Germany has inaugurated a new museum at the site of the Nazi concentration camp where diarist Anne Frank died.
The new exhibition seeks to highlight the stories of survivors
The new exhibition centre at Bergen-Belsen, in the north of Germany, highlights the fates of those who died at the camp during World War II.
Among the exhibits are the drawings and diaries of Jews imprisoned there, plus video statements by survivors.
Some 100 survivors were at the ceremony at the camp, where an estimated 50,000 Jews perished during the Holocaust.
Power of memory
The new exhibition is part of an effort to reconstruct the lives of those sent to Bergen-Belsen during the Nazi occupation of Europe.
It contains photographs, prisoners' records and objects donated by the survivors.
"Use of the new material makes it possible to faithfully recreate the history of the camp," said Christian Wulff, governor of the state of Lower Saxony.
"The genocide of Europe's Jews - a crime against humanity of unimaginable proportions - will now and forever keep its paramount place within the German memory," German Culture Minister Bernd Neumann said as he opened the museum.
Liberated by Allied troops in 1945 and later razed, Bergen-Belsen began life as a prisoner of war camp.
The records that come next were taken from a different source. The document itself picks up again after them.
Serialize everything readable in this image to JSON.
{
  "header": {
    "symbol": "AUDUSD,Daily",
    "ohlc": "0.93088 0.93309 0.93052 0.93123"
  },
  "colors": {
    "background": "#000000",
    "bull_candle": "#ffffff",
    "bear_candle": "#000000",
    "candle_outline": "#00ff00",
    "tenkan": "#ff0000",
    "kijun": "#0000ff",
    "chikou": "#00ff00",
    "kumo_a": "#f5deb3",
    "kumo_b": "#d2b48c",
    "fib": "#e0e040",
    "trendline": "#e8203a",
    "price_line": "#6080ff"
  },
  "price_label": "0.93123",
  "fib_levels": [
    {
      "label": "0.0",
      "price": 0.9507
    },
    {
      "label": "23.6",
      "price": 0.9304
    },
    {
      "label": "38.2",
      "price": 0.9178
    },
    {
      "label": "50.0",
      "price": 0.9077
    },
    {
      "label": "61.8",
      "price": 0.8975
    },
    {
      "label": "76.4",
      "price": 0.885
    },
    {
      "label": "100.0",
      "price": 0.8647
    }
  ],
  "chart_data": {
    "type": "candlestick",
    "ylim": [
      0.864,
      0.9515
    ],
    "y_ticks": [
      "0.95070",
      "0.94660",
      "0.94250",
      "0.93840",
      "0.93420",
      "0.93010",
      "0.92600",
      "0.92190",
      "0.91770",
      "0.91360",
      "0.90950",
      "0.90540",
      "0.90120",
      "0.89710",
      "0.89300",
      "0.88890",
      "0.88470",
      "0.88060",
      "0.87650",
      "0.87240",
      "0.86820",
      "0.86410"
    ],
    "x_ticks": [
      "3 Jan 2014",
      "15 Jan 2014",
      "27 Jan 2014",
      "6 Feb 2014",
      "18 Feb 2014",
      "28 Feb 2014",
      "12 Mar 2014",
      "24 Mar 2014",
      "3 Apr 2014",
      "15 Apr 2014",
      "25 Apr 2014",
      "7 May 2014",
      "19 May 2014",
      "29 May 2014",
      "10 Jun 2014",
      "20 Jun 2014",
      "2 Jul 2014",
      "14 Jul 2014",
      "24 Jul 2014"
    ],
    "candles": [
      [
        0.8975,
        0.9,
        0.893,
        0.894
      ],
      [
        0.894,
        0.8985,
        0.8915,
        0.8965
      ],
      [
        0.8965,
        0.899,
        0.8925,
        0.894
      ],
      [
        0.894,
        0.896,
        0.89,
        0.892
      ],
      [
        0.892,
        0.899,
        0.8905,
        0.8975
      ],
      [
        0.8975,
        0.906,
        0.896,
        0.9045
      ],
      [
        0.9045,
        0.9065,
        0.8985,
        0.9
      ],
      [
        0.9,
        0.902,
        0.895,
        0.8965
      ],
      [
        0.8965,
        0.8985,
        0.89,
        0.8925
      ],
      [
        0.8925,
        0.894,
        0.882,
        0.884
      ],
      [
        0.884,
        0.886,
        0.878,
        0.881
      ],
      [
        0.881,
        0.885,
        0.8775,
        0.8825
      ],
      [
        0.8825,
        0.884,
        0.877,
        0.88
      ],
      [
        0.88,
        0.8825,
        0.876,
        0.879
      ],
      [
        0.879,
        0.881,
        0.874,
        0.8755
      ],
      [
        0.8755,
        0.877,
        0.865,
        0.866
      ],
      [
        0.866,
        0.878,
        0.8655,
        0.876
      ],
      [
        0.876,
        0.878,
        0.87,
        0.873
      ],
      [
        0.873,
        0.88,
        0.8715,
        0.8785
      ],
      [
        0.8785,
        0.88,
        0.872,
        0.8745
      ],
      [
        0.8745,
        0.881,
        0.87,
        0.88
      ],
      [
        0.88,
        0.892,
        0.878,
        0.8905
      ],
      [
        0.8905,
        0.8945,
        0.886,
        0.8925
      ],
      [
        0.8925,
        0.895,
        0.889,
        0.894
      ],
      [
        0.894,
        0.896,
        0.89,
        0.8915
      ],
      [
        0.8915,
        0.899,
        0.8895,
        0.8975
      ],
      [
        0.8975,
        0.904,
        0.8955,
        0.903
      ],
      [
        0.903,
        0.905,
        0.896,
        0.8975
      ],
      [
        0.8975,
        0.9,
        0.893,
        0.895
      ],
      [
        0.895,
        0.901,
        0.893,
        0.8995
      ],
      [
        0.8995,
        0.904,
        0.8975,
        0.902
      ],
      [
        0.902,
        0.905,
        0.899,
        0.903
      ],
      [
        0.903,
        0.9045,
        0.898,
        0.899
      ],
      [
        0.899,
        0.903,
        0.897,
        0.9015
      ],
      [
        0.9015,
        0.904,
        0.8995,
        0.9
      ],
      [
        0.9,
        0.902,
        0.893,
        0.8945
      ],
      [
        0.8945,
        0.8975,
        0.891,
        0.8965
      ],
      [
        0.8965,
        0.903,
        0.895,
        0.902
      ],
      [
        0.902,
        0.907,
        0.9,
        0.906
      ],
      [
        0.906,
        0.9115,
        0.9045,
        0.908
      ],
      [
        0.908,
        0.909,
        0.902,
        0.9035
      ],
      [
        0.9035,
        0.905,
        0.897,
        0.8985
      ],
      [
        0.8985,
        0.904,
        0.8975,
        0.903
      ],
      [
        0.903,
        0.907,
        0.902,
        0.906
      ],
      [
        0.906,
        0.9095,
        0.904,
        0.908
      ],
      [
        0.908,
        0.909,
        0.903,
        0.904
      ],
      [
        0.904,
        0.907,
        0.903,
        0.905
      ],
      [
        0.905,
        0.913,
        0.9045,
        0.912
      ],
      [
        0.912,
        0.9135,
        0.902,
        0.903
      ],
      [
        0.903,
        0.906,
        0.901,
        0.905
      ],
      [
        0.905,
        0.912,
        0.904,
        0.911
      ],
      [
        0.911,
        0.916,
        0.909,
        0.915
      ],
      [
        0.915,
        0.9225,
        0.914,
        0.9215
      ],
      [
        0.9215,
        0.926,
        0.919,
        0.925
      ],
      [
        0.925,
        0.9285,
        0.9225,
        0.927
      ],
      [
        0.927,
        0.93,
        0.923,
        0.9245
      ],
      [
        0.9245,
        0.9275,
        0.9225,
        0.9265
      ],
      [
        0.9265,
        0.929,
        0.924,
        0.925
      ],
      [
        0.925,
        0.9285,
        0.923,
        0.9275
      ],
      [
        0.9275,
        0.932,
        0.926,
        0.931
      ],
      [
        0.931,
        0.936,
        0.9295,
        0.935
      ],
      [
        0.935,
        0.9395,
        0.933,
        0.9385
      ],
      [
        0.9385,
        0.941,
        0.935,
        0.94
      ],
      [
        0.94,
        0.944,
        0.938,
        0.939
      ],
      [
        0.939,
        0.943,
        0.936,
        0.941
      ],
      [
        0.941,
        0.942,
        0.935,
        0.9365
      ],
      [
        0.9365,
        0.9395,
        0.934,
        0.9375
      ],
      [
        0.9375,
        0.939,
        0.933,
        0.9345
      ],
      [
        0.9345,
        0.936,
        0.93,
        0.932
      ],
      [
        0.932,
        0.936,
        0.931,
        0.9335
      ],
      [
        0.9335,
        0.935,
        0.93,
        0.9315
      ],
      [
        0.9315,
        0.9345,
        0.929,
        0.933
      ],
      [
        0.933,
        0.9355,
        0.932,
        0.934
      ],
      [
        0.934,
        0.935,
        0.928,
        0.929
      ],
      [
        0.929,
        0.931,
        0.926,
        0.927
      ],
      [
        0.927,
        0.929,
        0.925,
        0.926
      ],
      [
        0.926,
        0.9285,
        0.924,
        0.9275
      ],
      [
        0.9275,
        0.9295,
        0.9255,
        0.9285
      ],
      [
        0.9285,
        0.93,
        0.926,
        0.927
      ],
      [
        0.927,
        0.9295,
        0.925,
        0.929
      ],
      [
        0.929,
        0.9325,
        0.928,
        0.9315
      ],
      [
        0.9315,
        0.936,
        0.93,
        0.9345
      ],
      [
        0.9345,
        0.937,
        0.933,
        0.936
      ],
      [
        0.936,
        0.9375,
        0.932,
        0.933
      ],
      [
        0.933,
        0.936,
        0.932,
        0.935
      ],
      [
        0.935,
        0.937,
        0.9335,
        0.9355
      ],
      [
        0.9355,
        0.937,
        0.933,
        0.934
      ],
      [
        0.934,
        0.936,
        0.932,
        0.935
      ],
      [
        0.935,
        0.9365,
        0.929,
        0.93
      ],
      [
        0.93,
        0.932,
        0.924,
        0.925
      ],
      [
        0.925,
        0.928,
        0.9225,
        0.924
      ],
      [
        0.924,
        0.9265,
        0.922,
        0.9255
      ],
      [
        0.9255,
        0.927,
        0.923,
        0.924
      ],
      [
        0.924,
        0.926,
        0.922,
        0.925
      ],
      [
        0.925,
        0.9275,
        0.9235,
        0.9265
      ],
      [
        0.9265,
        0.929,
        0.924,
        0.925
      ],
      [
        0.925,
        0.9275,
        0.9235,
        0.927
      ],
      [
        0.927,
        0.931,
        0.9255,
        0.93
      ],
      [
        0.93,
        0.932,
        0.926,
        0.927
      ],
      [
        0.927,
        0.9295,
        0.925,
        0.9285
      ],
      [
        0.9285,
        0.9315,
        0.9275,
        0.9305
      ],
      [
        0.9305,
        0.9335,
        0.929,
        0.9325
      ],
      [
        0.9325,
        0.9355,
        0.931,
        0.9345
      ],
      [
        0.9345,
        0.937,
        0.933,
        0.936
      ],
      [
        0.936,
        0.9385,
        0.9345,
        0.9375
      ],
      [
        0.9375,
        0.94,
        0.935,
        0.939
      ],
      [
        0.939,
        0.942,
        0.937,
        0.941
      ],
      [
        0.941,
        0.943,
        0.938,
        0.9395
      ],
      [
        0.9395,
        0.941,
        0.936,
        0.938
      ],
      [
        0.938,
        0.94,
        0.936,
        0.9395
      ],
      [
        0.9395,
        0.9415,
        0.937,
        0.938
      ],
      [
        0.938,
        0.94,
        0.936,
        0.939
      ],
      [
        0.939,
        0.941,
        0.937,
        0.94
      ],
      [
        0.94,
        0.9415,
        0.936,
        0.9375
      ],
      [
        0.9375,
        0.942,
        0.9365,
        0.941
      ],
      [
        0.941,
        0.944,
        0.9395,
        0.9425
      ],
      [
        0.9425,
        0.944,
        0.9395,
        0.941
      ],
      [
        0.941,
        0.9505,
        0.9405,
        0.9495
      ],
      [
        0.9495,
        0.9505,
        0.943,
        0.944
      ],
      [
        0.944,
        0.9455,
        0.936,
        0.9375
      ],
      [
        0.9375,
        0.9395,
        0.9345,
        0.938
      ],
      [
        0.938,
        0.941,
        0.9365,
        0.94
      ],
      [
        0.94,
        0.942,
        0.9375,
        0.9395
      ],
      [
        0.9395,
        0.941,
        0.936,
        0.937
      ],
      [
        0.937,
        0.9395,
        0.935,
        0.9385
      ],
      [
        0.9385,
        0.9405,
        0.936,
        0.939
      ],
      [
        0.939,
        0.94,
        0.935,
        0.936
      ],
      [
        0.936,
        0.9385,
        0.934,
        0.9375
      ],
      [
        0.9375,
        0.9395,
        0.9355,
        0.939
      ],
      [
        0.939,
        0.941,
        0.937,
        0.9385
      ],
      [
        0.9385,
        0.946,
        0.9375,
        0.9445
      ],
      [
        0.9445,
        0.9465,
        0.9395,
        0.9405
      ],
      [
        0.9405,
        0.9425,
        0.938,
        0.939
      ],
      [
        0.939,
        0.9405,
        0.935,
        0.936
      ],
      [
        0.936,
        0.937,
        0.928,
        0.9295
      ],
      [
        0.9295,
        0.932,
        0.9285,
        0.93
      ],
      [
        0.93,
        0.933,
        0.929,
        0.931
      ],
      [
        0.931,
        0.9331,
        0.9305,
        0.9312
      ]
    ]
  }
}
From 1943 until the end of the war it was a concentration camp for Jews, gypsies and homosexuals, with an estimated 125,000 people held there.